Originally published December 27, 2017
I forgot that today marked a year. I didn’t want to remember, because how in the fuck can it be that she’s gone.
I’ve grieved, in a very personal way, for other celebrities. There are still moments when my eyes fill with tears because Jim Henson is no longer here. Bowie’s death was a black hole at the core of the art and subcultures that made me, while Prince’s was a stunning slap to the face that still stings. But Carrie Fisher’s death still feels almost unbearably cruel, in a way that challenges my supposed agnosticism.
Of course Leia Organa matters enormously to me; I would not be who I am without the Star Wars universe and the saga of the Skywalkers, and Leia as a symbol of resistance against fascism is unbelievably powerful in the moment we face right now. But Carrie, with her stinging wit and her profound skill at the structure of writing and her anger and her penitence and her absolute ownership of all her flaws and failings and her refusal to accept any shit at all that anyone tried to dump on her, Carrie was who helped me find who I need to be. Losing Leia Organa is painful, but it could be borne. Not having Carrie Fisher is just such a burning, unfixable unfairness.
The moments with her I find myself thinking of most are in this video: Her, curled up in a chair next to Craig Ferguson, being hilarious and filthy and wry and shiningly herself. This interview (if you can even call it that) was a turning point for me; I was still struggling with my bigness and messiness and my writing, worrying that I didn’t have the ability to be elegant and demure and reserved in how I use words. This moment of television felt like permission to be myself, to use filthy language and be open and messy and as loud as I need to be, as long as I never let the work itself suffer. She didn’t do any of this with the intent of giving a messy middle-aged fan a lifeline to herself, and I know that. But I still hope I won’t let her down.

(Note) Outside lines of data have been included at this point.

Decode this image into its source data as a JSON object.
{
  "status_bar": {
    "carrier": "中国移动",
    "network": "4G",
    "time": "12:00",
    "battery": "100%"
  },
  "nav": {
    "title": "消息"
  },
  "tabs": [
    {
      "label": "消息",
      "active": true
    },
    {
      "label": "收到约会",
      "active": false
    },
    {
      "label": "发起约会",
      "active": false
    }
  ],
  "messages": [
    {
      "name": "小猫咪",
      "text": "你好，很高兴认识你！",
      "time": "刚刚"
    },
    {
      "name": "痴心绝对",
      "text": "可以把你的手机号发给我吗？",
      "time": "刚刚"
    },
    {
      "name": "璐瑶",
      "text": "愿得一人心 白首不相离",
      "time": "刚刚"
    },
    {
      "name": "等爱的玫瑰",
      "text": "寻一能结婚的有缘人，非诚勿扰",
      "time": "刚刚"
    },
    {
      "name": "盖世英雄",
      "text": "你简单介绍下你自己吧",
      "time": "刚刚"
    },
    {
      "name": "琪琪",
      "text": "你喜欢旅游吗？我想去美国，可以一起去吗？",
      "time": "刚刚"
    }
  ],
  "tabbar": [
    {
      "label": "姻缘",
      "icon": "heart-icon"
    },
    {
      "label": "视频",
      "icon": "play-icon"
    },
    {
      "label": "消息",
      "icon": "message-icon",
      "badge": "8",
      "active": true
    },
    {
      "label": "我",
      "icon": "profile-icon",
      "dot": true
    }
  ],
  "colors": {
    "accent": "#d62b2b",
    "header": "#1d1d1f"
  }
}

My spouse gave me two gifts of enormous import that represent how much Carrie Fisher mattered to my life. On the 21st, before we went to see The Last Jedi, he gave me this set of charms, from Optimystical Studios. I’m going to make a piece of jewelry with the women of the Rebellion/Resistance. The General Organa pendant I originally wanted was sold out, which was a keen disappointment; when spouse explained to Optimystical what he was trying to do for me, they made a new one especially for me.
And on Xmas morning, he gave me this print, by Lindsay Van Ekelenburg, and I ugly-cry every time I look at it. I’m still deciding where the right place is for it to hang, so that I can be inspired every day by that face and that middle finger.